The new contract with Luxcara means that W3 Energy manages approximately 15% of the renewable energy produced in Sweden and lays the foundation for continuing to build growth in other regions.
"Luxcara is an internationally respected asset manager in renewable energy, with high-quality investment criteria and a strong focus on diversity and sustainability. We share their view on sustainability, with a strong focus on environmental as well as social and ethical aspects", stated W3 Energy's CEO Pär Dunder.
Its past engagement with W3 combined with their track record from other large projects and their local experience were decisive factors for choosing W3 Energy, according to Philip Sander, Managing Director of Luxcara.
Global Wind Day will be held tomorrow (June 15), to promote wind's potential to reshape our energy systems, decarbonise economies and boost jobs and economic growth.
Onshore wind is now the cheapest form of new power generation in most of Europe, and offshore wind is not far behind with costs having fallen over 60% in three years, according to WindEurope.
Adrian Timbus, ETIPWind Chairman, said: “Wind energy can help electrify 75% of Europe’s energy demand and thereby deliver climate neutrality by 2050. But we must prioritise the development of the necessary technologies: next generation onshore and offshore turbines, electrification solutions for transport and for industry, and electrolysers for renewable hydrogen.”
Poland leads Europe's wind growth
Poland saw Europe's biggest increase in wind turbine energy production between 2000 and 2018, according to a Save on Energy study, and produced the fourteenth highest percentage of electricity by wind power overall in 2018.
Czechia has seen second highest percentage increase in electricity production generated by wind power.

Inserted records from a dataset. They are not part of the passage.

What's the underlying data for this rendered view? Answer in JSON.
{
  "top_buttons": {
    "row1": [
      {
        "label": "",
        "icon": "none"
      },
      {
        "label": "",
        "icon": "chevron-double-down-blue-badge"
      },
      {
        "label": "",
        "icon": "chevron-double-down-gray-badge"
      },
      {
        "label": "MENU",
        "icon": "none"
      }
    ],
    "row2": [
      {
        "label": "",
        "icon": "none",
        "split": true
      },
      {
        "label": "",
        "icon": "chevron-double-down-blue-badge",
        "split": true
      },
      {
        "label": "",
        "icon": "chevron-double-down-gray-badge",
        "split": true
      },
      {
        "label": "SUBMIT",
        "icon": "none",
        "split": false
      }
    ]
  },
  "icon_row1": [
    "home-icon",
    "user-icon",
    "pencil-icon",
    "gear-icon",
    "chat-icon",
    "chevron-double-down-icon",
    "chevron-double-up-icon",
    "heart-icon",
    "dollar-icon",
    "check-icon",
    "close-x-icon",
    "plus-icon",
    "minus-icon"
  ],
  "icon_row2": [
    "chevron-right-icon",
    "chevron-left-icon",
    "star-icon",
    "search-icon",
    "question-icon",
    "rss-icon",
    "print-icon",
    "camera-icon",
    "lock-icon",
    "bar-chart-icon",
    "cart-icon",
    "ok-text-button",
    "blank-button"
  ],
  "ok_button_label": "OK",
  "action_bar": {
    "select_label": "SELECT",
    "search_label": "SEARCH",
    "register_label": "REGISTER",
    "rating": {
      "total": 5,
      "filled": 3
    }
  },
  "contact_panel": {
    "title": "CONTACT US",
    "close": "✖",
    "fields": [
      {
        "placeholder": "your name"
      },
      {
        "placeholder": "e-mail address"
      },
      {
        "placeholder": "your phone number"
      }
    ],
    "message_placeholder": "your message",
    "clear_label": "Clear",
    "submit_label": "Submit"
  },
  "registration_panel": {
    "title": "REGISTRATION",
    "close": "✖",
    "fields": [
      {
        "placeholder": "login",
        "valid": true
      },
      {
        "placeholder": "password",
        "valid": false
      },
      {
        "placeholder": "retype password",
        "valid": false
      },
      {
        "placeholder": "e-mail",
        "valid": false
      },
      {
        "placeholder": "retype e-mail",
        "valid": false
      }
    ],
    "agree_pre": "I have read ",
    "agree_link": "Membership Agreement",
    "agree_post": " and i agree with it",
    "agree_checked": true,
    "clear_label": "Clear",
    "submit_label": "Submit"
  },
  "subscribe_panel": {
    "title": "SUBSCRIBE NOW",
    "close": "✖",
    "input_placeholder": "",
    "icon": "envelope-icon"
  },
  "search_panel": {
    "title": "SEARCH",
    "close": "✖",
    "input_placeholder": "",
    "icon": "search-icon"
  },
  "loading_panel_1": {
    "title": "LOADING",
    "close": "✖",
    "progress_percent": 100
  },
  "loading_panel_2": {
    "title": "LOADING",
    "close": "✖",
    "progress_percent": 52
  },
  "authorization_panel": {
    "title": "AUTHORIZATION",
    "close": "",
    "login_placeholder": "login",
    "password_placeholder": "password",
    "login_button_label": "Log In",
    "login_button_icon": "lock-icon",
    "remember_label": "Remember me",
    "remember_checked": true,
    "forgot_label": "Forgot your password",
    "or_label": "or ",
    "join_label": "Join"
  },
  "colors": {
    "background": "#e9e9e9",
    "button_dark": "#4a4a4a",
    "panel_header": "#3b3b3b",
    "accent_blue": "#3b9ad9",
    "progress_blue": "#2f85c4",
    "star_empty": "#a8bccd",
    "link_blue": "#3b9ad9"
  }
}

Despite having the second lowest proportion of electricity generated by wind power in 2018, the country previously produced the lowest percentage overall in 2000, so it has still seen a significant increase in wind turbine energy production over the years.
France has the third largest increase in wind turbine energy production throughout the period studied, with electricity production generated by wind power increasing from 0.009% in 2000, to 4.9% in 2018, while neighbouring Belgium experienced the fourth highest increase in wind energy production, with almost 10% of electricity produced being generated by wind power in 2018, compared to 0.02% in 2000.
Although Ukraine boasted the lowest percentage of electricity produced by wind turbines in 2018 (0.7%), the country had the fifth largest percentage increase since 2000, since only 0.003% of electricity production was generated by wind turbines.
By comparison, Denmark, Luxembourg and Spain each ranked as having the lowest percentage increases when it came to the percentage of electricity production generated by wind turbines between 2000 and 2018, and they lag considerably behind other European nations.
The EU wants wind to account for 50% of the continent's electricity by 2050. The Romanian Wind Energy Association recently launched a Code of Good Practice for renewable energy.
Top 10 countries in Europe for wind growth